Well, more than anything, I want other writers to know they’re not alone if they’re struggling to use this lockdown time ‘productively’. Whatever you’re up to right now, whether that’s going to work as one of our essential workers, or working from home like me; finding yourself a sudden and unexpected teacher, furloughed, or self-employed and wondering what will happen next…

I don’t know about you, but my head feels so FULL. It’s leaving little space to think up exciting plots or concentrate on editing. And that’s OK.

We need to be kind to ourselves. If we want to watch TV, or take a long bath, or cook some tasty food, or sit in the garden in the evenings instead of writing, that’s OK.

Don’t beat yourself up for taking a break.

Don’t compare yourself to that author whose getting a few thousand words down a day, or the author who managed to bash out an entire novel in the space of a month.

Let them do their thing, while you do yours. Everyone is different.

Do small things that feel manageable and bring you joy.

For me, that’s making sure I make the most of my one daily exercise outing and get some sunshine. I also try to write in my diary every day.

Yesterday, I was inspired to write a short story in response to a magazine that was calling for submissions to do with finding hope during the Covid-19 pandemic.
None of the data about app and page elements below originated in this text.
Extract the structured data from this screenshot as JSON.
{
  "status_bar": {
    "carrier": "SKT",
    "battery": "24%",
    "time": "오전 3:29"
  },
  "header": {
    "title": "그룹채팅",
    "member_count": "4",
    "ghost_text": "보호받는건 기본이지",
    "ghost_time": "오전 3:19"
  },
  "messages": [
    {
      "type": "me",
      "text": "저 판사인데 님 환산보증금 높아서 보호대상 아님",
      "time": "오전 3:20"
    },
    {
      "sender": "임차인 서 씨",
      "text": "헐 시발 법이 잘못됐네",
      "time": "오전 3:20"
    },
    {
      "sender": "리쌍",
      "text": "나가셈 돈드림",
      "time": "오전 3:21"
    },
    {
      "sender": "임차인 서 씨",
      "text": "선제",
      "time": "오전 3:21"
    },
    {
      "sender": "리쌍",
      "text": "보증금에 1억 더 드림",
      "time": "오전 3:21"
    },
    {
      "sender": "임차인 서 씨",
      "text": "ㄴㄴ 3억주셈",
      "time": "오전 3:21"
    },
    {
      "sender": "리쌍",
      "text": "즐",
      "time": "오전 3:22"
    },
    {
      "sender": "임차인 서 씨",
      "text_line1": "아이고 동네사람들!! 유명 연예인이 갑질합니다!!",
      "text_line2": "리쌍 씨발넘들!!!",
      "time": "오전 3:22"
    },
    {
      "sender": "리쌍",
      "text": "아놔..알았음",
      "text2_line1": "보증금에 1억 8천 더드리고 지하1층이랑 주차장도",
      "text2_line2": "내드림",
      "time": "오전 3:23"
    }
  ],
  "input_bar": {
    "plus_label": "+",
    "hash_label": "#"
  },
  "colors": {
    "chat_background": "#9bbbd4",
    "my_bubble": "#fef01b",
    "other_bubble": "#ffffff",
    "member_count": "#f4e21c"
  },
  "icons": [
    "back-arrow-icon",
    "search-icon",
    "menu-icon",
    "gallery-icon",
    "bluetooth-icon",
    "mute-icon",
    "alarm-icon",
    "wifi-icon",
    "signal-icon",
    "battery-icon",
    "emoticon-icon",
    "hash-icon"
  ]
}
Find what works for you and what inspires you – even if it’s nothing to do with writing!

How are you finding writing during this time?